**DATASET ENTRIES**:
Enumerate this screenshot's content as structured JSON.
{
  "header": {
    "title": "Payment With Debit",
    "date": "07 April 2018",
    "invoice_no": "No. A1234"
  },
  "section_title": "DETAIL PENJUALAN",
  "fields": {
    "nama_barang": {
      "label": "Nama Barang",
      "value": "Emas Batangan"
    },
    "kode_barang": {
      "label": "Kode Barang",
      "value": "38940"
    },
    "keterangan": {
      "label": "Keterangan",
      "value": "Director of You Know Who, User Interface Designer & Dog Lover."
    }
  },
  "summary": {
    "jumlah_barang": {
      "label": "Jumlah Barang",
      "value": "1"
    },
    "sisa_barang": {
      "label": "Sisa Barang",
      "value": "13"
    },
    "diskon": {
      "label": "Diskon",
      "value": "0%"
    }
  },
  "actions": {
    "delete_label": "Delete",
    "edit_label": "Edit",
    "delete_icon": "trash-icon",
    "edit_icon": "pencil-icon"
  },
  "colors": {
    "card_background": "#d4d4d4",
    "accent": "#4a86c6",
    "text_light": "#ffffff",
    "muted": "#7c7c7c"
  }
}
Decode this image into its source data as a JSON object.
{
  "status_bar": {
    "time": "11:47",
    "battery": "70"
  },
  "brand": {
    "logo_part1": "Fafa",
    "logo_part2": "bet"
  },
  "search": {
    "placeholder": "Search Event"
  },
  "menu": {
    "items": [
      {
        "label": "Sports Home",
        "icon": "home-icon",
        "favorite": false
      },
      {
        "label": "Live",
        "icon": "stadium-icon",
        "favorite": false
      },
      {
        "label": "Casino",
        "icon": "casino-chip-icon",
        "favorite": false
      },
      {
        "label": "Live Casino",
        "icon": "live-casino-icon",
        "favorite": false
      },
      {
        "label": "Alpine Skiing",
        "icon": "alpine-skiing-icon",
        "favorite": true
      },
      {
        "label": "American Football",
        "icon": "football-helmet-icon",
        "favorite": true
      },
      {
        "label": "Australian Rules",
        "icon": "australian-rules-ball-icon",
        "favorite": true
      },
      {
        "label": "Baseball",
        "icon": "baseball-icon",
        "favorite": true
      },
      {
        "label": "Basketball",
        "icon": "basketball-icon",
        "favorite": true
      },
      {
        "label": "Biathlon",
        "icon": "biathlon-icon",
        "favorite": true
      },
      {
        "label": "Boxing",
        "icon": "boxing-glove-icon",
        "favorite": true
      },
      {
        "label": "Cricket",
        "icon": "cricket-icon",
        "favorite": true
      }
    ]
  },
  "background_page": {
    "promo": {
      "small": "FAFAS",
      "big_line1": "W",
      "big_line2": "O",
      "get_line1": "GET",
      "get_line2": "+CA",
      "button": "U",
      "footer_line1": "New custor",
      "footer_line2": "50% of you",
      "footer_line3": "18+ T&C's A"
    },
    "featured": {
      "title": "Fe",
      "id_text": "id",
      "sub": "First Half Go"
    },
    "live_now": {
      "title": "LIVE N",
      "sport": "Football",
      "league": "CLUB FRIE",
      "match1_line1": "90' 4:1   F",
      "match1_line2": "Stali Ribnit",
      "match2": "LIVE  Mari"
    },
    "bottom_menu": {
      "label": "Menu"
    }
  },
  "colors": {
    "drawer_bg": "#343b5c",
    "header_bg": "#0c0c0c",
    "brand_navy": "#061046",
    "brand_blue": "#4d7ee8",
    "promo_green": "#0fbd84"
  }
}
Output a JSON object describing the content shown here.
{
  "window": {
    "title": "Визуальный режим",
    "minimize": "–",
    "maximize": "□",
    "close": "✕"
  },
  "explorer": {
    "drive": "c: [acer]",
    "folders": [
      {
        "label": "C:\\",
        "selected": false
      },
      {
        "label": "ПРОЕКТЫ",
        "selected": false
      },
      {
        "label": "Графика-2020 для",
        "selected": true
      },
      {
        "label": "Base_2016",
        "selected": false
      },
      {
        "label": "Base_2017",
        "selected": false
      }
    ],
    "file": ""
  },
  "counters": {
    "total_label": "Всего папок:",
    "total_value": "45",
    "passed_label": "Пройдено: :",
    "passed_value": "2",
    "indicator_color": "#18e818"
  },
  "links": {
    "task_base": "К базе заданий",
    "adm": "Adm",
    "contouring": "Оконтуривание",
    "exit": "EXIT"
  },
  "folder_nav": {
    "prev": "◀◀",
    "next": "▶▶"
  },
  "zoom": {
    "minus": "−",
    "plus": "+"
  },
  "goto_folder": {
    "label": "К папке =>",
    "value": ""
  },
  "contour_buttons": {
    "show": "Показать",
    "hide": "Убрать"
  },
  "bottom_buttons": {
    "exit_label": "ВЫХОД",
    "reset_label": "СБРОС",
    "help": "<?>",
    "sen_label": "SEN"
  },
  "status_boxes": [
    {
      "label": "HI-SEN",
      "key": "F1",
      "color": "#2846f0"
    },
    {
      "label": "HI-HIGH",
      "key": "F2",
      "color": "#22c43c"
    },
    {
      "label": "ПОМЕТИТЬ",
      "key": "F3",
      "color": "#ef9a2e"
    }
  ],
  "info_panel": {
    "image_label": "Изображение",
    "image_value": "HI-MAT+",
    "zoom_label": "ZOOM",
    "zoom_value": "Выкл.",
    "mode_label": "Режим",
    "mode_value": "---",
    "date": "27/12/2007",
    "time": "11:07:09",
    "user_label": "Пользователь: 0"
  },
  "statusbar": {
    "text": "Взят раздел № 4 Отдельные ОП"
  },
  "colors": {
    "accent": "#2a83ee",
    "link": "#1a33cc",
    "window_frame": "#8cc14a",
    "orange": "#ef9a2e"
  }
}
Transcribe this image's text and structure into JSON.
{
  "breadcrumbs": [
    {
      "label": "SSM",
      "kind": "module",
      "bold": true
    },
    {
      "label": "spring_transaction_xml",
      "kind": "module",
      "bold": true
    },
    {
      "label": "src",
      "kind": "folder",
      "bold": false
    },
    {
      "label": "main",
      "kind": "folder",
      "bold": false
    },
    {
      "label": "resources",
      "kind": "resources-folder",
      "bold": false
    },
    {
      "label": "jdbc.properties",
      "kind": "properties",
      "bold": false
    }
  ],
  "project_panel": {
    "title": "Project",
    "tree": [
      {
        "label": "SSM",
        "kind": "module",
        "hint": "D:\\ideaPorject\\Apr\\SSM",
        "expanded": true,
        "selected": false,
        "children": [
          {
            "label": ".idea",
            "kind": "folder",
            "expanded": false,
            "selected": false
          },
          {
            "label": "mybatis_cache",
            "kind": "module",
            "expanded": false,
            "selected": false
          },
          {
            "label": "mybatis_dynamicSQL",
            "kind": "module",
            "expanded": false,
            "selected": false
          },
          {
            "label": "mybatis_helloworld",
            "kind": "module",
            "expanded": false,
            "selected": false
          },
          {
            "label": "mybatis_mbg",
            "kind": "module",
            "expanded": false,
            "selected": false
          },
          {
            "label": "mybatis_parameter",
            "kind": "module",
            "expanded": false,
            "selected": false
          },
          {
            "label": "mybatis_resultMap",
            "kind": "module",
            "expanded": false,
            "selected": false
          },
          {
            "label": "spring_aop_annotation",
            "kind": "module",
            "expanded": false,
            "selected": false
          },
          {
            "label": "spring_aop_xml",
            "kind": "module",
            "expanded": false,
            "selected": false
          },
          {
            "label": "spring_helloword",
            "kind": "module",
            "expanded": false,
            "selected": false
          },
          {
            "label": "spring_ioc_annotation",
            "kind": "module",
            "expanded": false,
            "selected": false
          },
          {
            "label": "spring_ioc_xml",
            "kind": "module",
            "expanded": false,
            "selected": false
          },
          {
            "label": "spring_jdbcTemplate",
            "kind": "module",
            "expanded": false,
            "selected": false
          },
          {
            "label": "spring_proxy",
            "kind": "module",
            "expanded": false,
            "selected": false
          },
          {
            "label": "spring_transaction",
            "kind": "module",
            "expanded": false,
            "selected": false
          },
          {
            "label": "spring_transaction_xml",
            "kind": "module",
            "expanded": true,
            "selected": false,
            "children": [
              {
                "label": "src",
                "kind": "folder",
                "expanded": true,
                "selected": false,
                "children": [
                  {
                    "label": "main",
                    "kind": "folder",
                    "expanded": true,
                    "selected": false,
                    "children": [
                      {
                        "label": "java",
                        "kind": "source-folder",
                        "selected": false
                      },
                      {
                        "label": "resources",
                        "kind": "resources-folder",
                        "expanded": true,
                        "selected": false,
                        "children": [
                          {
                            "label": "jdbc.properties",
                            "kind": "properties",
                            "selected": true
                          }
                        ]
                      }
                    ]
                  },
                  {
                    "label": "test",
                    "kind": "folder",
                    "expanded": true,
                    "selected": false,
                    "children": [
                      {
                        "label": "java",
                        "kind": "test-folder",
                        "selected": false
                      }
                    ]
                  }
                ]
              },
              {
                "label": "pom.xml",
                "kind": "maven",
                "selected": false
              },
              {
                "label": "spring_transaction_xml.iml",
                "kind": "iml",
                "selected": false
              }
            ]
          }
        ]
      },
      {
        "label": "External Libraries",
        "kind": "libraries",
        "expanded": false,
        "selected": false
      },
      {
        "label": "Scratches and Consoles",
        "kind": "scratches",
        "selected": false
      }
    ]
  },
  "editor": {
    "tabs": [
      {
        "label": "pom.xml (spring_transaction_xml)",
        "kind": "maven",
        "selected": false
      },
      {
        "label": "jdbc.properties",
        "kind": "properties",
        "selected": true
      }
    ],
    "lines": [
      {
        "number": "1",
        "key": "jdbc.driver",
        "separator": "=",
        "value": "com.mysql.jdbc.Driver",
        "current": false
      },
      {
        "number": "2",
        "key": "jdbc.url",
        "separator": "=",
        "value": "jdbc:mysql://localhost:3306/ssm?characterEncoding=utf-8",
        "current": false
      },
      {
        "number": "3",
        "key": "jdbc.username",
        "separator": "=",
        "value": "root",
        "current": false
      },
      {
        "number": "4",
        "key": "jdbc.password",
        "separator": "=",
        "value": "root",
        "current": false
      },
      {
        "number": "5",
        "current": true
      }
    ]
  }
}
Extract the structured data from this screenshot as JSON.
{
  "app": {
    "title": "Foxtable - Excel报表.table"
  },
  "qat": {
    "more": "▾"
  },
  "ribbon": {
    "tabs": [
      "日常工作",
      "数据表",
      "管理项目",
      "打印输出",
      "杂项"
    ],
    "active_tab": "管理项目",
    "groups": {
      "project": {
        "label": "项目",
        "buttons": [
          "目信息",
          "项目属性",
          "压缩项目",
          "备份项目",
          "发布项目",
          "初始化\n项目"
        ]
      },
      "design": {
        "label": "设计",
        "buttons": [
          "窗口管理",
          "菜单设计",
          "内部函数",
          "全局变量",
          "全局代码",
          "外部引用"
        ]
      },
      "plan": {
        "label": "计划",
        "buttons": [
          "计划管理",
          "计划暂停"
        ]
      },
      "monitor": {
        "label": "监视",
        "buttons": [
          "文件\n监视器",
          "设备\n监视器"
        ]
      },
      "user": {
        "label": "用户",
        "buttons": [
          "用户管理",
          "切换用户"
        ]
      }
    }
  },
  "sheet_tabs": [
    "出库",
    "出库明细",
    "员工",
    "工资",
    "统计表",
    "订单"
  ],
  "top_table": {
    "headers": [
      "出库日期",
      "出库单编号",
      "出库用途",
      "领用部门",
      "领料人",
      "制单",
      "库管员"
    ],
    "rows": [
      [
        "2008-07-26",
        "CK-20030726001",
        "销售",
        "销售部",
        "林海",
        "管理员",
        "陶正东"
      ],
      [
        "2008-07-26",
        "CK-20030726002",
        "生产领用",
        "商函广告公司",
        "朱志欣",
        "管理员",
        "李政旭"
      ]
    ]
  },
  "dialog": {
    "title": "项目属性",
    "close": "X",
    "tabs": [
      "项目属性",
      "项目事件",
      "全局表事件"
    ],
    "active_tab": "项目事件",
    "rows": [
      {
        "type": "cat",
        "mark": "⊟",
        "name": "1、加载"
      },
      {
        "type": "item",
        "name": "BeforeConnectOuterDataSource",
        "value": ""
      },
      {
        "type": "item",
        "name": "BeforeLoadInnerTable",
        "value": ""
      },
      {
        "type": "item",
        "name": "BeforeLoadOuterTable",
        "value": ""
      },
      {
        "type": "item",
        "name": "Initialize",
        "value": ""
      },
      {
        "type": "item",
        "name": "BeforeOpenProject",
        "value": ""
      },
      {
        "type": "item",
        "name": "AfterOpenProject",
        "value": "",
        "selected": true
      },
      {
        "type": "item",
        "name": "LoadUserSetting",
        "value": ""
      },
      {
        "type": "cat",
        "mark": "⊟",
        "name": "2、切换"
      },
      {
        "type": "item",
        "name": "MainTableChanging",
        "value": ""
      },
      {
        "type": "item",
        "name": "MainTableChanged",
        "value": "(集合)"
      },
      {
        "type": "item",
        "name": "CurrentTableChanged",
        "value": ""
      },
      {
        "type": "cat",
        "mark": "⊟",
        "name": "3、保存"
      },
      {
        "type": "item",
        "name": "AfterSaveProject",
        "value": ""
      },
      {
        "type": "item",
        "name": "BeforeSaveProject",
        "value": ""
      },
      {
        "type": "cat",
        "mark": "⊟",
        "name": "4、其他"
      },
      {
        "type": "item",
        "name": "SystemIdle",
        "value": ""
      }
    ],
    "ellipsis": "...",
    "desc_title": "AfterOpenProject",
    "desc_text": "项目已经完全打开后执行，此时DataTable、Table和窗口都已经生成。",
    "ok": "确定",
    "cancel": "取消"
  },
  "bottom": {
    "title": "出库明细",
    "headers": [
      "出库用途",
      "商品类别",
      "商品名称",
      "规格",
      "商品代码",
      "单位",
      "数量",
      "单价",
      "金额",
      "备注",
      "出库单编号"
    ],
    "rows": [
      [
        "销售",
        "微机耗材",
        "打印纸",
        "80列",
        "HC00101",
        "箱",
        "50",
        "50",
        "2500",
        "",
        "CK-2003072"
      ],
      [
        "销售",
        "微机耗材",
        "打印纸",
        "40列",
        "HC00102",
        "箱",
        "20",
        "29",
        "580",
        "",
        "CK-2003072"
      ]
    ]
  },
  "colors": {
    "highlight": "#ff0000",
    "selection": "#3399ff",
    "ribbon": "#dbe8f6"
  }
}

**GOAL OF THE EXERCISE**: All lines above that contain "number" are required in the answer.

**ANSWER BOX**:
        "number": "1",
        "number": "2",
        "number": "3",
        "number": "4",
        "number": "5",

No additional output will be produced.